Recruit and develop local talent

For manufacturing needs, build local partnerships to bring in new talent and build programs to develop young talent into leaders.


Empower the teams behind the technology

Applying new technology in supply chain is critical when it comes to increasing productivity and improving working conditions for the team on the shop floor. Investing in upskilling programs is also critical, helping to improve employee adoption of tech as well as job satisfaction.


Foster cultures that embrace diversity

Beyond recruiting diverse talent, supply chain leaders must create space to welcome diverse perspectives and backgrounds and foster an inclusive sense of belonging.


Build open channels for new ideas

Find ways to create avenues for employees to share new ideas and accelerate impactful work.

This case study shares the various frameworks and programs that ELC has in place, illustrating a broader approach to talent and the ways in which new ideas might be realized and put into practice.
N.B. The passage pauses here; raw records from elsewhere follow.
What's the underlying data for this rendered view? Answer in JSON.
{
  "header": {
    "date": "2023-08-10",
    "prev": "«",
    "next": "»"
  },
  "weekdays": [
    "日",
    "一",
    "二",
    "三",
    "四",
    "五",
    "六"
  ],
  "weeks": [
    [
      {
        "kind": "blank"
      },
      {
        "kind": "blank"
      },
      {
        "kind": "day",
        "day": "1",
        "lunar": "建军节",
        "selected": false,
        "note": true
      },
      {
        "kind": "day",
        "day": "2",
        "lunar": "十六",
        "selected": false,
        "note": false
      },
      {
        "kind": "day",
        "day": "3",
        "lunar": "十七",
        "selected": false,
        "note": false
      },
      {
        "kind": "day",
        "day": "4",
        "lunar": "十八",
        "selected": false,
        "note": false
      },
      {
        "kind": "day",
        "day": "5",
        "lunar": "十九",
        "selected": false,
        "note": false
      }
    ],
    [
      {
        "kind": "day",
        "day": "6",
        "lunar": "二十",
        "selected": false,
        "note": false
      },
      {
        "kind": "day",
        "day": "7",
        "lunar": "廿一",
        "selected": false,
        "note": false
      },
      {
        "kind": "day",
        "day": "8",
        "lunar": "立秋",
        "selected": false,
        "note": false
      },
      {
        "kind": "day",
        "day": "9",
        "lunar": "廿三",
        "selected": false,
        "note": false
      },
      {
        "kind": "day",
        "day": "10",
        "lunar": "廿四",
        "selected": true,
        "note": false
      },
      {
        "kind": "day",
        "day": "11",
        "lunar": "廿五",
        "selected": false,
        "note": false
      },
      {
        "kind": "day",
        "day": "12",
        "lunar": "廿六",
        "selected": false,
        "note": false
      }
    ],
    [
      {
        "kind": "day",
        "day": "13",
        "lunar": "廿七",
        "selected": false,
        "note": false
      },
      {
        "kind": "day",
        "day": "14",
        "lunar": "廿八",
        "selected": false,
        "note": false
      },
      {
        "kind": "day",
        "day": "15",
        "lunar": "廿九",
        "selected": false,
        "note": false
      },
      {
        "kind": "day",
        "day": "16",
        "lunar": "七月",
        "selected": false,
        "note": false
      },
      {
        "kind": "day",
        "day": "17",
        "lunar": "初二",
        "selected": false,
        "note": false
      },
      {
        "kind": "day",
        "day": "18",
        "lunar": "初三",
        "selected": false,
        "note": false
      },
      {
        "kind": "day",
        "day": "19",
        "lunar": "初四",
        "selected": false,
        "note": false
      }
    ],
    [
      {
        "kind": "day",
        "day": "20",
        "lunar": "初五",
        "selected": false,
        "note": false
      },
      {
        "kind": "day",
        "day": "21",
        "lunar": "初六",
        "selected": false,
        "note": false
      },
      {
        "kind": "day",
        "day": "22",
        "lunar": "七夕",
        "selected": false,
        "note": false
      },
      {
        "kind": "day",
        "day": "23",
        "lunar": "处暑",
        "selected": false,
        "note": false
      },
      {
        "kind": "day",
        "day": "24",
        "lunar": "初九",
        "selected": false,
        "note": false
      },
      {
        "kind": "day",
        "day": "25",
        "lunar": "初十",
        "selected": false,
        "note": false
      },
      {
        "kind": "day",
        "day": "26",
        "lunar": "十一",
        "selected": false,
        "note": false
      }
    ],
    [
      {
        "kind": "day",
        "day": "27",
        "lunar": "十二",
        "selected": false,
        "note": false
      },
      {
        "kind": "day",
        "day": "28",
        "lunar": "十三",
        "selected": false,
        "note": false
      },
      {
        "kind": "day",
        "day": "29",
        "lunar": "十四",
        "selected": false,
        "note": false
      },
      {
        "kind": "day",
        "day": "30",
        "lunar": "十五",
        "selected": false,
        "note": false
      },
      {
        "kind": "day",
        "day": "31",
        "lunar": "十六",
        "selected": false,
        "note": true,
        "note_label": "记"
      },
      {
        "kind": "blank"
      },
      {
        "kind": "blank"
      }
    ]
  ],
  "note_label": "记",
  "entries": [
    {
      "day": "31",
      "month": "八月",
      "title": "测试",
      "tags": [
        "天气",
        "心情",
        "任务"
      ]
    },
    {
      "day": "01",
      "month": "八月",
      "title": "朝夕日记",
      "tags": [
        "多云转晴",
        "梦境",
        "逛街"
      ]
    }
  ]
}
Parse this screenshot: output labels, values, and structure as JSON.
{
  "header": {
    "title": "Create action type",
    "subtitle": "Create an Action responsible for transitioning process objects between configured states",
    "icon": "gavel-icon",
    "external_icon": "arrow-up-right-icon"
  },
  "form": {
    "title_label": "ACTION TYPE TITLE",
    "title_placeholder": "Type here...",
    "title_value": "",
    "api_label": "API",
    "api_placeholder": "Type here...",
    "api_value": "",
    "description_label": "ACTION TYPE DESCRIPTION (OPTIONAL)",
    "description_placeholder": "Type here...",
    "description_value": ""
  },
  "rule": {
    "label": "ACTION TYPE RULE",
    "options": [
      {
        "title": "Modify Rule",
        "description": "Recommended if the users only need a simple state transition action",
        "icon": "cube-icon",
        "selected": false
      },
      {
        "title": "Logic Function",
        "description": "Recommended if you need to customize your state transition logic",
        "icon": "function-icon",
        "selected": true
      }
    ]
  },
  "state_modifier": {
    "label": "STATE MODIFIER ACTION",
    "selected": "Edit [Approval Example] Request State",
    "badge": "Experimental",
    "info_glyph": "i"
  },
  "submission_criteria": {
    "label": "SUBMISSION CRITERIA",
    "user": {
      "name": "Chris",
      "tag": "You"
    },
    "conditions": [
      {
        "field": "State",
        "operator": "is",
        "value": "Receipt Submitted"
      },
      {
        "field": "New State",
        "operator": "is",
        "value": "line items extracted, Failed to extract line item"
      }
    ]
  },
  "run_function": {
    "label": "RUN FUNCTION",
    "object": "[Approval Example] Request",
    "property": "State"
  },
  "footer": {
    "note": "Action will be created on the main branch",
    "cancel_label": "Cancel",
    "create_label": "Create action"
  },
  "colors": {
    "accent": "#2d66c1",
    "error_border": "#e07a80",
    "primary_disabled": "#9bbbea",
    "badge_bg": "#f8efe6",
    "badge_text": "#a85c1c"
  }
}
As digital tools and tech developments reinvent supply chain and operations, keeping pace and capitalizing on advancements requires investing – in new ways – in people.

About the Author

Karishma Jobanputra

Creative Copywriter, Zero100

Karishma Jobanputra is the Creative Copywriter at Zero100, writing, editing, and collaborating on content for the Community. With a background in publishing and law, she has worked in New York and London – and always with words. She holds a BA from Warwick University and an MFA in Creative Writing from Columbia University.